“That on one occasion after Plaintiff filed his complaints with Disability Rights Iowa, Plaintiff complained about the medical care at the Lee County Jail to a correctional officer, to which the correctional officer responded by stating that the investigation could lead to the loss of their jobs. Correctional Officers then proceeded to chase Plaintiff with tasers at the top level of the jail, which frightened Plaintiff and caused him to jump from the top tier to the bottom tier of the Lee County Jail, resulting in permanent injury to Plaintiff.

“That after Plaintiff became injured after jumping off the top tier of the Lee County Jail to avoid being tased, Plaintiff was taken to the emergency room. That Plaintiff now suffers permanent injury as a result of the jump.”

Rockenbach said after his return from the emergency room, he was placed in solitary confinement:

“...where he was locked in a wet cell full of sewer water, naked, without a mattress and without receiving medical care or his prescribed medication. That on several occasions, Plaintiff requested his prescribed medications, but was not given any. That Plaintiff, while in solitary confinement, did not have access to drinkable water and was unable to flush his toilet. That the sewer water on the floor caused the ground to become slick, which caused Plaintiff to fall and repeatedly injure himself.”

Rockenbach said he lived in these conditions for several days before being taken to another solitary cell. And that while he was in solitary confinement a hearing was held to have him civilly committed, without his knowledge.

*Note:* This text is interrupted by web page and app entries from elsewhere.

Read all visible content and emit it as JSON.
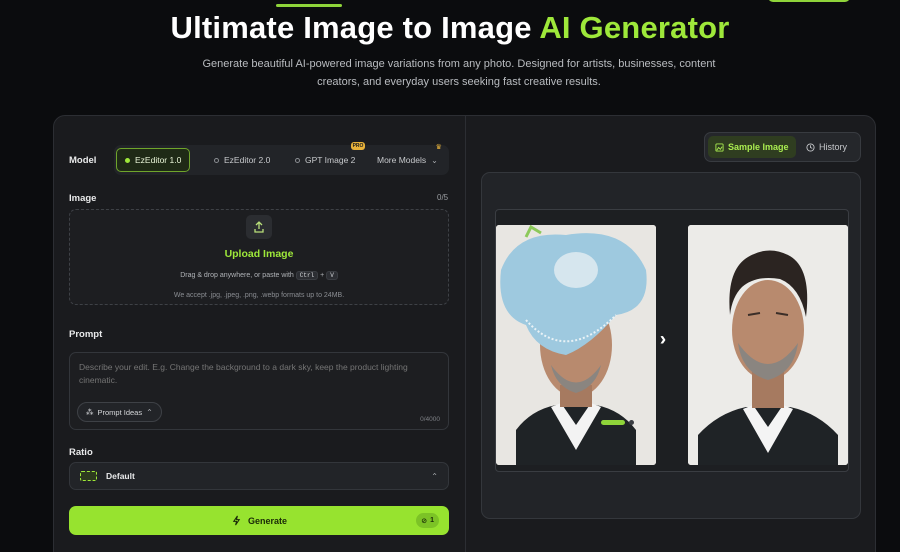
{
  "hero": {
    "title_main": "Ultimate Image to Image ",
    "title_accent": "AI Generator",
    "subtitle_line1": "Generate beautiful AI-powered image variations from any photo. Designed for artists, businesses, content",
    "subtitle_line2": "creators, and everyday users seeking fast creative results."
  },
  "form": {
    "model_label": "Model",
    "models": [
      {
        "label": "EzEditor 1.0",
        "active": true
      },
      {
        "label": "EzEditor 2.0",
        "active": false
      },
      {
        "label": "GPT Image 2",
        "active": false,
        "badge": "PRO"
      },
      {
        "label": "More Models",
        "active": false
      }
    ],
    "image_label": "Image",
    "image_count": "0/5",
    "upload_title": "Upload Image",
    "upload_drag_text": "Drag & drop anywhere, or paste with",
    "kbd_ctrl": "Ctrl",
    "kbd_plus": "+",
    "kbd_v": "V",
    "upload_formats": "We accept .jpg, .jpeg, .png, .webp formats up to 24MB.",
    "prompt_label": "Prompt",
    "prompt_placeholder": "Describe your edit. E.g. Change the background to a dark sky, keep the product lighting cinematic.",
    "prompt_ideas": "Prompt Ideas",
    "char_count": "0/4000",
    "ratio_label": "Ratio",
    "ratio_value": "Default",
    "generate_label": "Generate",
    "generate_cost": "1"
  },
  "preview": {
    "tabs": [
      {
        "label": "Sample Image",
        "active": true,
        "icon": "image-icon"
      },
      {
        "label": "History",
        "active": false,
        "icon": "clock-icon"
      }
    ]
  },
  "colors": {
    "accent": "#9ee83a",
    "background": "#0b0c0e",
    "panel": "#1a1b1e"
  }
}
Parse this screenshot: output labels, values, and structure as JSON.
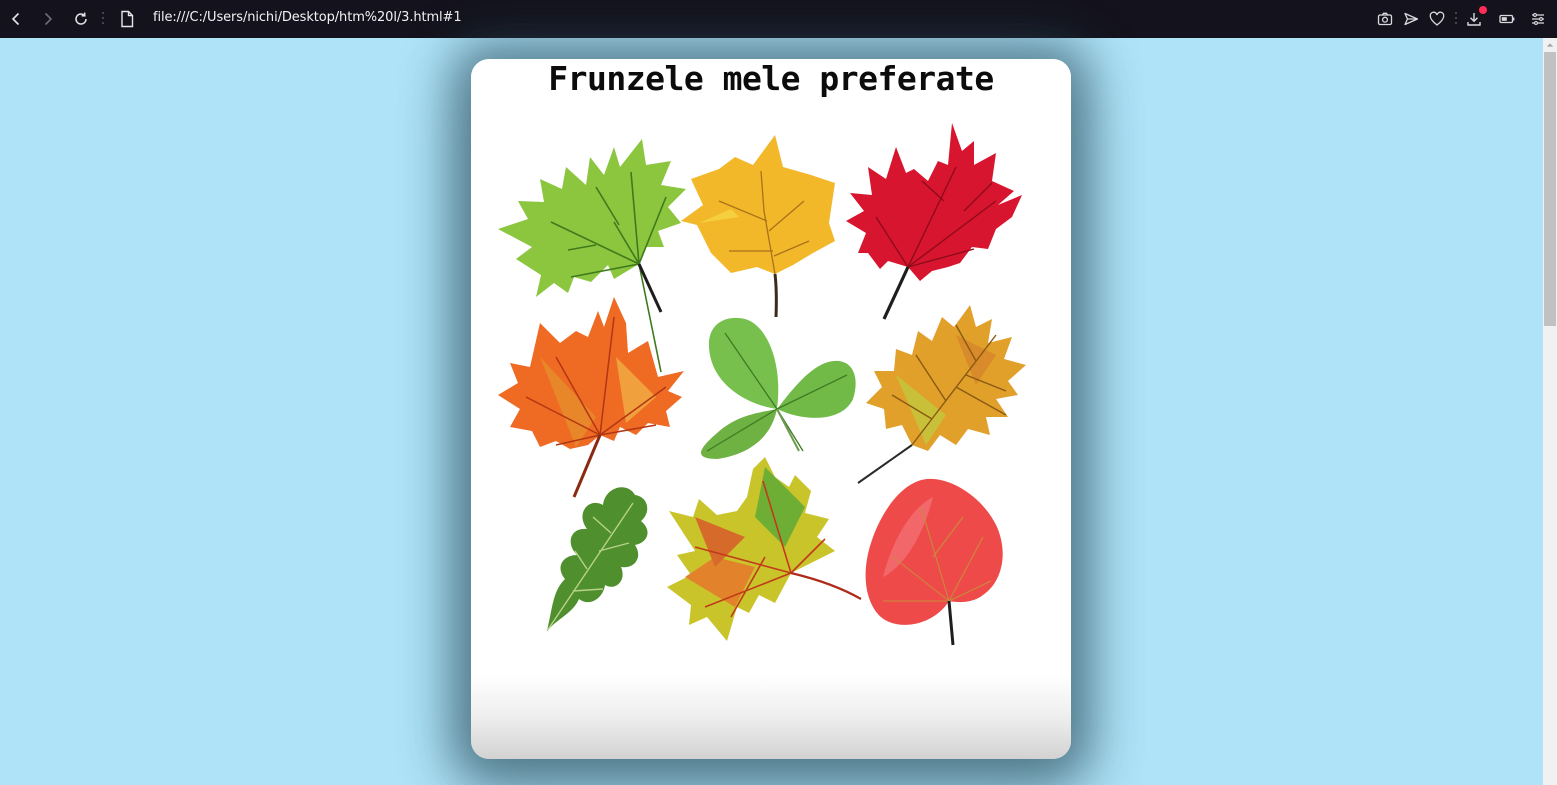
{
  "browser": {
    "url": "file:///C:/Users/nichi/Desktop/htm%20l/3.html#1",
    "icons": {
      "back": "chevron-left-icon",
      "forward": "chevron-right-icon",
      "reload": "reload-icon",
      "page": "page-icon",
      "screenshot": "camera-icon",
      "send": "send-icon",
      "favorite": "heart-icon",
      "downloads": "download-icon",
      "battery": "battery-icon",
      "menu": "menu-icon"
    },
    "colors": {
      "bar": "#14131d",
      "badge": "#ff2d55"
    }
  },
  "page": {
    "background": "#aee3f8",
    "title": "Frunzele mele preferate",
    "leaves": [
      {
        "name": "green-maple-leaf",
        "color": "#8cc63f"
      },
      {
        "name": "yellow-leaf",
        "color": "#f2b82a"
      },
      {
        "name": "red-maple-leaf",
        "color": "#d8152e"
      },
      {
        "name": "orange-maple-leaf",
        "color": "#ef6a22"
      },
      {
        "name": "green-trifoliate-leaf",
        "color": "#6fbf45"
      },
      {
        "name": "orange-oak-leaf",
        "color": "#e0a02a"
      },
      {
        "name": "green-oak-leaf",
        "color": "#4f8f2d"
      },
      {
        "name": "yellow-green-maple-leaf",
        "color": "#c9c42a"
      },
      {
        "name": "red-heart-leaf",
        "color": "#ef4a4a"
      }
    ]
  }
}
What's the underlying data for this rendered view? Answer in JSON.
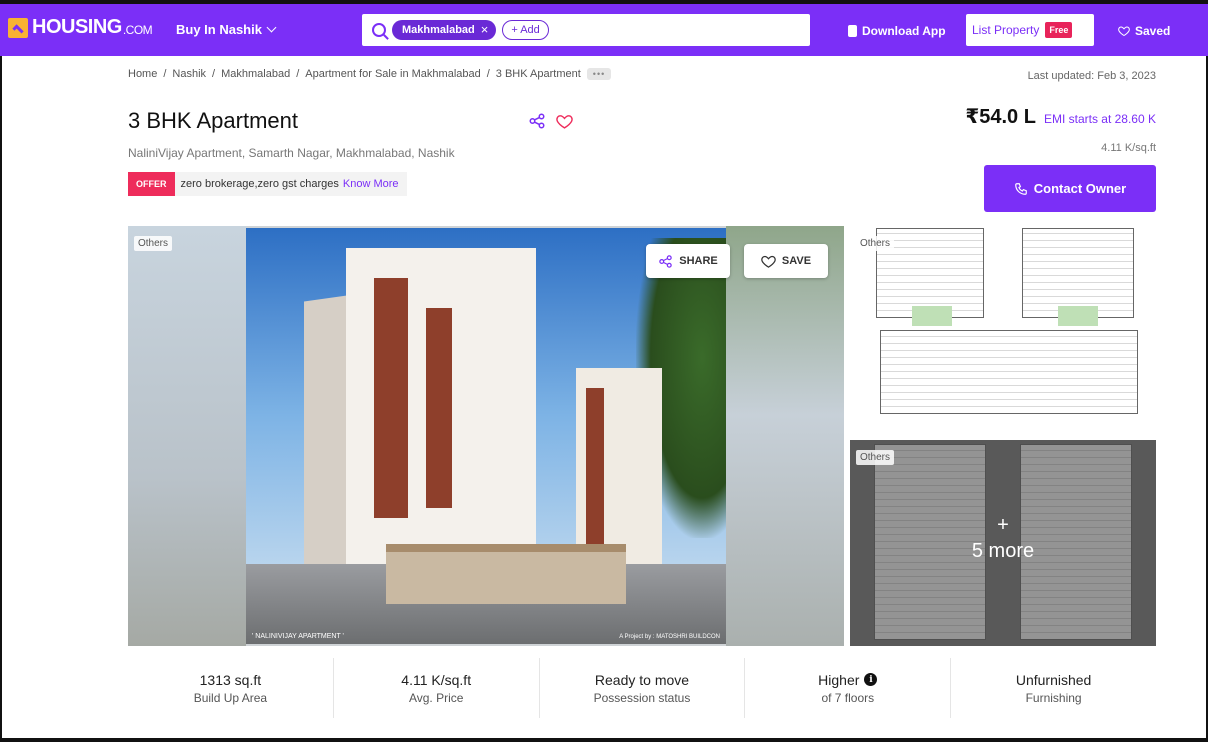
{
  "nav": {
    "logo_main": "HOUSING",
    "logo_suffix": ".COM",
    "buy_in": "Buy In Nashik",
    "search_chip": "Makhmalabad",
    "add_chip": "+ Add",
    "download_app": "Download App",
    "list_property": "List Property",
    "free_badge": "Free",
    "saved": "Saved"
  },
  "breadcrumb": {
    "items": [
      "Home",
      "Nashik",
      "Makhmalabad",
      "Apartment for Sale in Makhmalabad",
      "3 BHK Apartment"
    ],
    "separator": "/",
    "more": "•••"
  },
  "last_updated": "Last updated: Feb 3, 2023",
  "listing": {
    "title": "3 BHK Apartment",
    "address": "NaliniVijay Apartment, Samarth Nagar, Makhmalabad, Nashik",
    "offer_badge": "OFFER",
    "offer_text": "zero brokerage,zero gst charges",
    "offer_link": "Know More",
    "price": "₹54.0 L",
    "emi": "EMI starts at  28.60 K",
    "per_sqft": "4.11 K/sq.ft",
    "contact_button": "Contact Owner"
  },
  "gallery": {
    "main_tag": "Others",
    "share_label": "SHARE",
    "save_label": "SAVE",
    "caption_left": "' NALINIVIJAY APARTMENT '",
    "caption_right": "A Project by : MATOSHRI BUILDCON",
    "thumb1_tag": "Others",
    "thumb2_tag": "Others",
    "more_plus": "+",
    "more_label": "5 more"
  },
  "stats": [
    {
      "value": "1313 sq.ft",
      "label": "Build Up Area"
    },
    {
      "value": "4.11 K/sq.ft",
      "label": "Avg. Price"
    },
    {
      "value": "Ready to move",
      "label": "Possession status"
    },
    {
      "value": "Higher",
      "label": "of 7 floors",
      "info": true
    },
    {
      "value": "Unfurnished",
      "label": "Furnishing"
    }
  ],
  "colors": {
    "brand": "#7b2ff7",
    "offer": "#ee2c5b",
    "logo_accent": "#f9b233"
  }
}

Rockenbach said during his time in the Lee County Jail, he suffered numerous injuries including neurological damage, impaired eyesight, back and leg injuries, nerve loss, and severe reactions due to sudden withdrawal of medication.

He is seeking an undisclosed amount of money as compensation, stating in his initial complaint, “I am in all rights to demand millions of dollars. The basis for the ammounts (sic) decided would be that when Iowa Code is broken and someone is a victim, the violator must pay for the damages resulting from breaking those laws.”

Rockenbach has requested a jury trial.

Jason Parrott is a former reporter at Tri States Public Radio.